Diego Maradona captained Napoli to their first-since forever Serie A title in the 1986-87 season and the triumph transformatively affected the southern piece of the Italian promontory. Following Napoli’s triumph march, sports columnist David Goldblatt was in amazement of Maradona’s status in the city and impeccably exemplified Napoli’s noteworthy second.

“The festivals were wild. The world was flipped around. The Neapolitans held fake memorial services for Juventus and Milan, consuming their caskets, their passing notification reporting, ‘May 1987, the other Italy has been crushed. Another domain is conceived.'”

Diego Maradona’s reached the peak of his career in Italy and went on to spend several successful years in Napoli. The Argentine legend went on to win another Scudetto at the club and also won the Coppa Italia in 1987.

Maradona’s impact on Italian football was so profound that many of his contemporaries at the time paid glowing tributes to the Argentine wizard, despite playing for rival clubs. AC Milan’s legendary defensive duo of Franco Baresi and Paolo Maldini claimed that Maradona was the best player they had ever faced.

Juventus star Michel Platini – a player comparable to the great Maradona himself in the Bianconeri’s eyes – went a step further:

“Diego was capable of things no one else could match. The things I could do with a football, he could do with an orange.”

The 1986 World Cup – Diego Maradona’s magnum opus

Diego Maradona was an unstoppable force in 1986
Diego Maradona was an unstoppable force in 1986

Diego Maradona was, in essence, a magician. The Argentine’s surreal exploits on the pitch transcended the realm of sport and created moments that left viewers and opponents alike dazed, infuriated, baffled, and overcome with splendour in a timeframe that was inexplicably difficult to fathom.

Unlike the 1982 World Cup, the 1986 edition of the tournament saw a different Diego Maradona. The Argentine playmaker had plied his trade in a combative and competitive Serie A for over two years and was now used to the violent approach that defenders generally adopted to nullify his genius.

Argentina were in the middle of a difficult transition at the time with inspirational veteran Daniel Passarella hanging up his boots days before his country’s first game. Diego Maradona was Argentina’s lone warrior in a tournament peppered with powerful and well-drilled teams.

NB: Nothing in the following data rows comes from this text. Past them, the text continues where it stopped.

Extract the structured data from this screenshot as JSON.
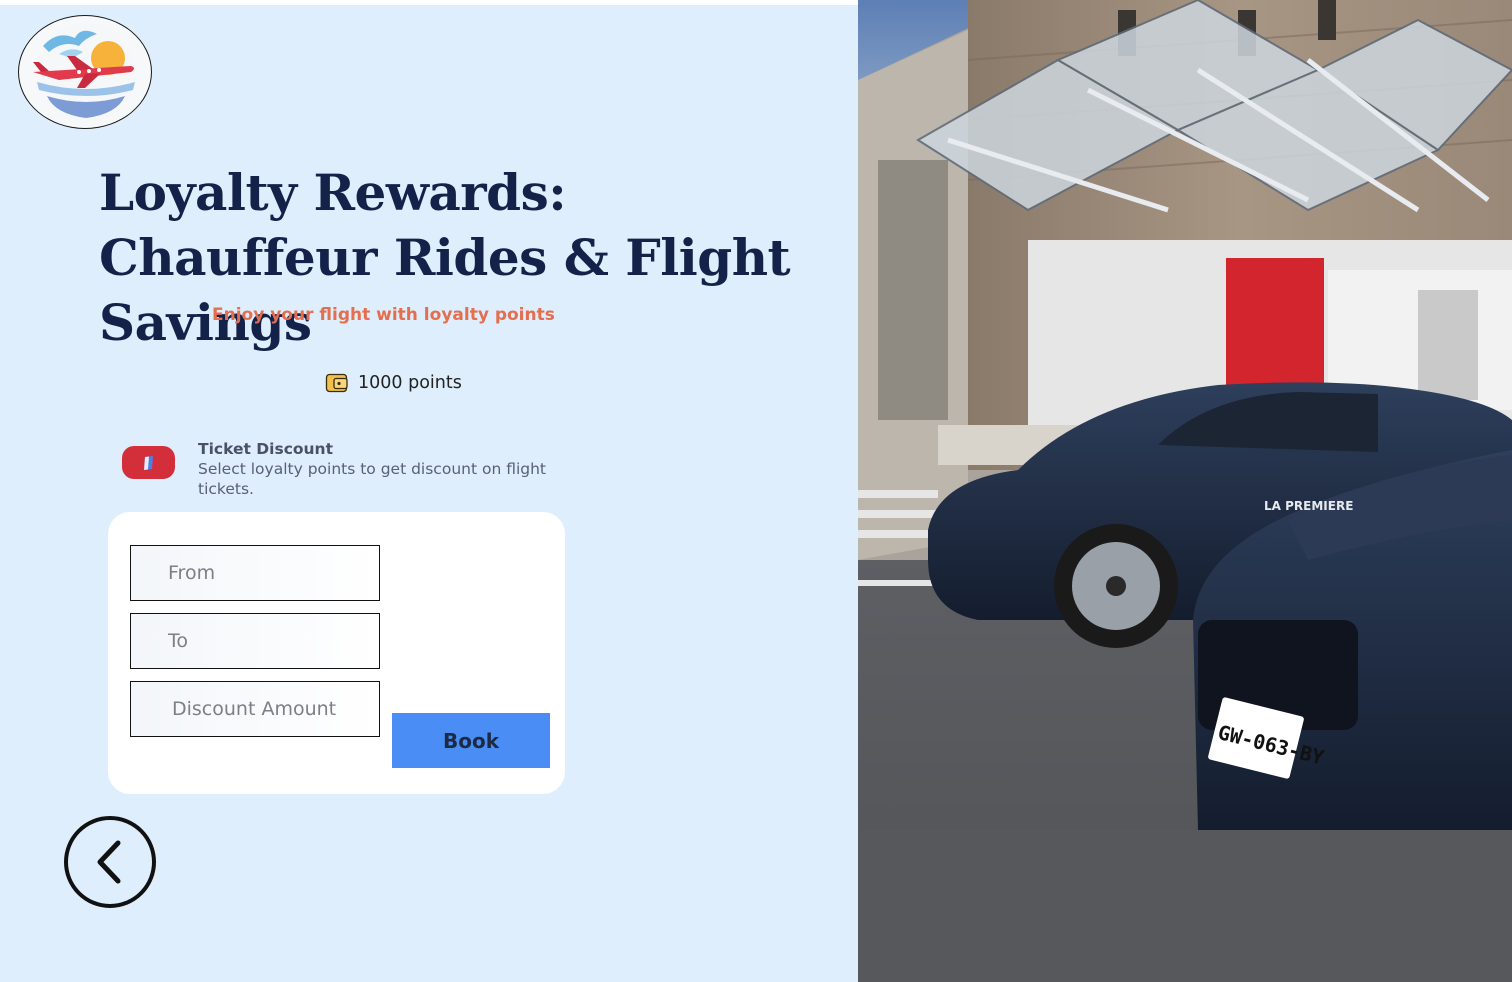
{
  "page": {
    "title": "Loyalty Rewards: Chauffeur Rides & Flight Savings",
    "subtitle": "Enjoy your flight with loyalty points"
  },
  "points": {
    "icon": "wallet-icon",
    "label": "1000 points"
  },
  "ticket_discount": {
    "icon": "ticket-icon",
    "title": "Ticket Discount",
    "description": "Select loyalty points to get discount on flight tickets."
  },
  "form": {
    "from_placeholder": "From",
    "to_placeholder": "To",
    "discount_placeholder": "Discount Amount",
    "book_label": "Book"
  },
  "navigation": {
    "back_icon": "chevron-left-icon"
  },
  "photo": {
    "plate_text": "GW-063-BY",
    "sign_text": "LA PREMIERE"
  },
  "colors": {
    "panel_background": "#deeefc",
    "title": "#14224a",
    "subtitle": "#e36f4f",
    "ticket_badge": "#d32f3b",
    "book_button": "#4a8ef5"
  }
}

What followed, however, was nothing short of a historic obliteration. After exceptional performances in the group stages, Diego Maradona singlehandedly dismantled Belgium and England to propel Argentina to the tournament’s showpiece event.

Maradona’s second goal against England, in particular, is widely regarded as one of the best goals in football history and was aptly nicknamed “the goal of the century” by contemporary journalists.

As with all things Maradona, Argentina’s historic game with England was marred with controversy as it was illuminated with sheer quality, with the legendary Napoli star predictably in the limelight.

Maradona’s life post his retirement has been subjected to plenty of dissection and investigation – sanctioned or otherwise – over the years. Diego Maradona’s larger-than-life persona both on and off the pitch did take its toll on the Argentine but his indelible impact on football made him one of the greatest sports personalities in history.

The evolution of football over decades of trials and errors has seen a number of visionaries take to the pitch and irreversibly change the way the game is played. The likes of Pele, Alfredo Di Stefano, Johan Cruyff, Michel Platini, and Zico played their part in making football a popular sport that reached every nook and cranny of the world. Diego Maradona, however, took the game’s popularity to unprecedented heights and was arguably the first to truly transcend the sport.

After his controversial game against England, Diego Maradona brushed off remonstrations from the press with typical nonchalance. While Maradona’s casual ‘Hand of God’ quip may have been a fleeting remark at the time, generations of fans across the world will definitively remember the great Argentine wizard for what he was to the sport and to the people of his country – a God.